Balachandran has penned a book titled National Security and Intelligence Management: A New Paradigm. It is a compilation of some of his published articles and lectures in India and abroad from 1998 onwards on India's security issues. It has sections on national security, intelligence, terrorism, police and foreign issues. Former Mumbai Police Commissioner Julio Ribeiro will launch the book on 18 March at the Y.B. Chavan Centre in Mumbai.
Balachandran served in Maharashtra for 17 years before moving on deputation to the Centre.
"The methodology of dealing with crime and policing has not changed ever since the Indian Police Act passed by the British came into effect in 1861," he said.
He agreed that there was growing dissent among policemen in Maharashtra of late but refused to relate it to the government's inefficiency.
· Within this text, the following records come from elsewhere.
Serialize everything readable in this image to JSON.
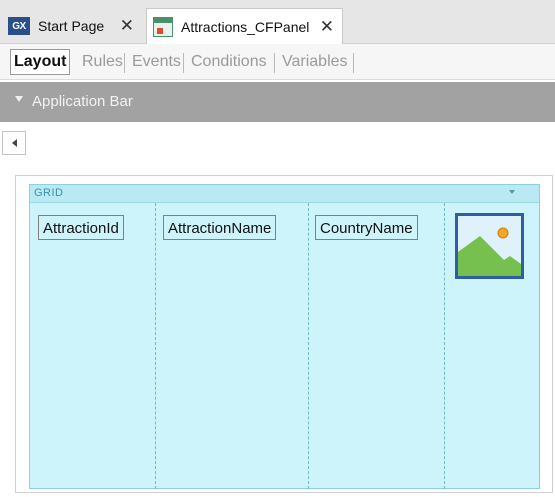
{
  "tabs": [
    {
      "label": "Start Page",
      "icon": "gx-icon"
    },
    {
      "label": "Attractions_CFPanel",
      "icon": "panel-icon"
    }
  ],
  "subtabs": [
    "Layout",
    "Rules",
    "Events",
    "Conditions",
    "Variables"
  ],
  "active_subtab": "Layout",
  "app_bar": {
    "title": "Application Bar"
  },
  "grid": {
    "label": "GRID",
    "columns": [
      "AttractionId",
      "AttractionName",
      "CountryName"
    ],
    "image_icon": "image-placeholder-icon"
  },
  "colors": {
    "grid_bg": "#cdf3fb",
    "app_bar_bg": "#a2a2a2",
    "grid_label": "#3f8fa8"
  }
}
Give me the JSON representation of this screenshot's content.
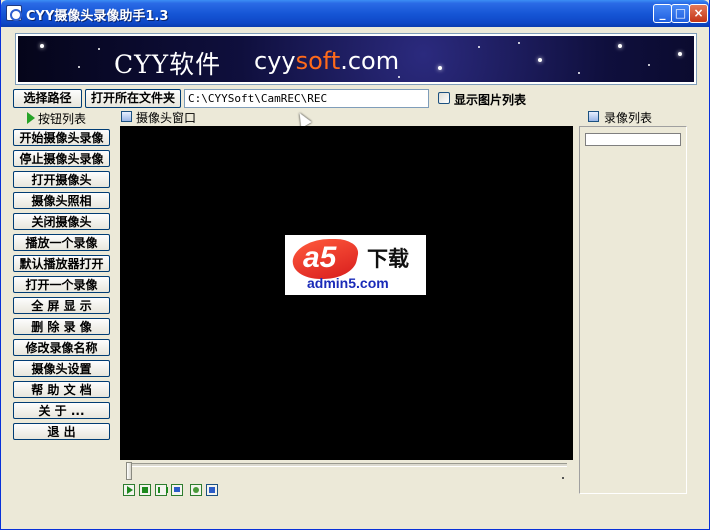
{
  "window": {
    "title": "CYY摄像头录像助手1.3",
    "controls": {
      "minimize": "_",
      "maximize": "□",
      "close": "×"
    }
  },
  "banner": {
    "text": "CYY软件",
    "url_prefix": "cyy",
    "url_highlight": "soft",
    "url_suffix": ".com",
    "colors": {
      "highlight": "#ff6a1a",
      "background": "#0f0f3d"
    }
  },
  "toolbar": {
    "select_path_label": "选择路径",
    "open_folder_label": "打开所在文件夹",
    "path_value": "C:\\CYYSoft\\CamREC\\REC",
    "show_images_label": "显示图片列表"
  },
  "sidebar": {
    "header": "按钮列表",
    "buttons": [
      "开始摄像头录像",
      "停止摄像头录像",
      "打开摄像头",
      "摄像头照相",
      "关闭摄像头",
      "播放一个录像",
      "默认播放器打开",
      "打开一个录像",
      "全 屏 显 示",
      "删 除 录 像",
      "修改录像名称",
      "摄像头设置",
      "帮 助 文 档",
      "关 于 ...",
      "退   出"
    ]
  },
  "camera": {
    "header": "摄像头窗口",
    "watermark": {
      "mark": "a5",
      "title": "下载",
      "url": "admin5.com"
    },
    "controls": [
      "play-icon",
      "stop-icon",
      "pause-icon",
      "monitor-icon",
      "photo-icon",
      "save-icon"
    ]
  },
  "recordings": {
    "header": "录像列表"
  },
  "colors": {
    "title_bar": "#0e47c7",
    "window_bg": "#ece9d8",
    "video_bg": "#000000",
    "accent_green": "#27a327"
  }
}
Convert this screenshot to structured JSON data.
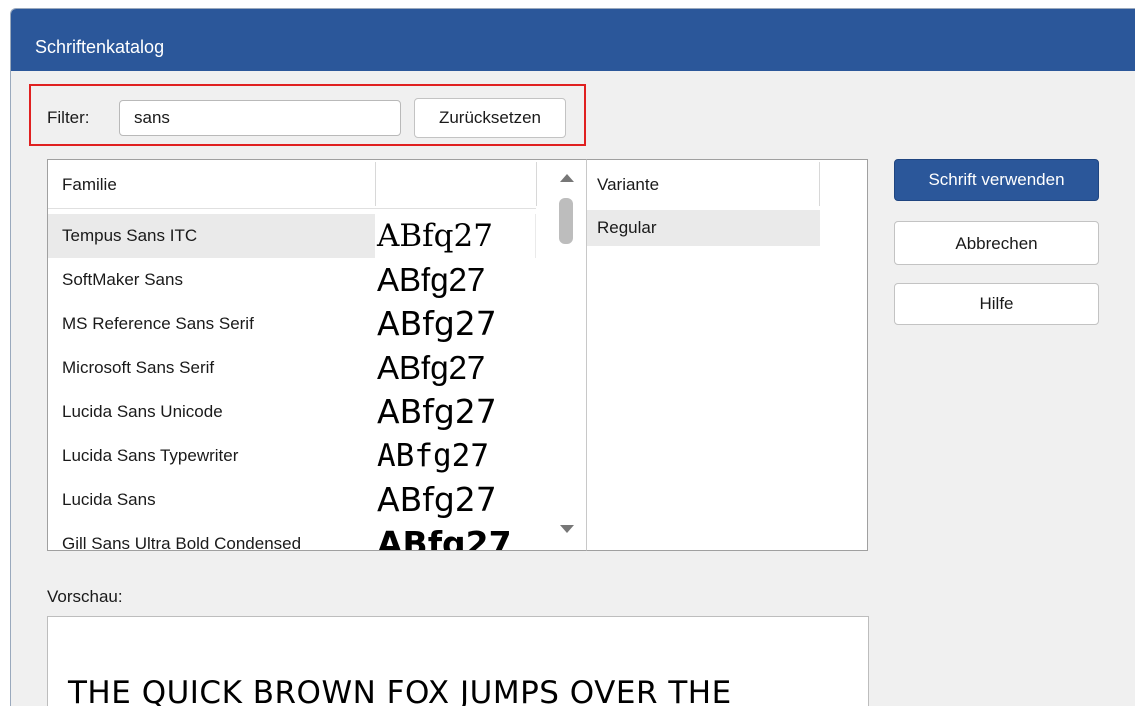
{
  "window": {
    "title": "Schriftenkatalog"
  },
  "filter": {
    "label": "Filter:",
    "value": "sans",
    "reset_label": "Zurücksetzen"
  },
  "buttons": {
    "use": "Schrift verwenden",
    "cancel": "Abbrechen",
    "help": "Hilfe"
  },
  "family_list": {
    "header": "Familie",
    "rows": [
      {
        "name": "Tempus Sans ITC",
        "sample": "ABfq27"
      },
      {
        "name": "SoftMaker Sans",
        "sample": "ABfg27"
      },
      {
        "name": "MS Reference Sans Serif",
        "sample": "ABfg27"
      },
      {
        "name": "Microsoft Sans Serif",
        "sample": "ABfg27"
      },
      {
        "name": "Lucida Sans Unicode",
        "sample": "ABfg27"
      },
      {
        "name": "Lucida Sans Typewriter",
        "sample": "ABfg27"
      },
      {
        "name": "Lucida Sans",
        "sample": "ABfg27"
      },
      {
        "name": "Gill Sans Ultra Bold Condensed",
        "sample": "ABfg27"
      }
    ]
  },
  "variant_list": {
    "header": "Variante",
    "rows": [
      "Regular"
    ]
  },
  "preview": {
    "label": "Vorschau:",
    "text": "THE QUICK BROWN FOX JUMPS OVER THE"
  },
  "colors": {
    "titlebar": "#2b579a",
    "highlight": "#e02020"
  }
}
"It is the lure of more power that is prompting policemen to join politics. Police officers shunning the police force to join politics in the name of social work are an insignificant lot. Politicians do not have legal authority unlike the police. If you do your job well, the police force even today continues to be one of the topmost areas of social work," Balachandran, a columnist with The Sunday Guardian said.
He said that his friend and former Union Home Secretary Dr Madhav Godbole suggested that he write the book as it could be a "sgood one place ready for reference" stop. Balachandran was also a member of a committee which investigated Mumbai police's role in handling the 26 November 2008 terrorist attack. Former Union Home Secretary Ram Pradhan was the committee's other member. Balachandran has praised the then Anti-Terrorism Squad (ATS) chief, the late Hemant Karkare's efforts on the night of the terror attacks in his latest book. "I have mentioned about Karkare's visit to Naya Nagar in Mira Road to attend an Iftar with 2,000 residents. They had promised him that they will work to resist terrorism." Naya Nagar has acquired an identity as terrorists' den after the ATS and the Mumbai police's crime branch picked up some alleged terrorists from that locality in the last couple of years. Balachandran said that India had yet to achieve a higher standard in terms of piecing together intelligence, compared to the United States or other countries. "We have to learn a lot from other countries about how to integrate available intelligence. In fact, that is the main theme of this book, based on my long experience in intelligence handling," he said.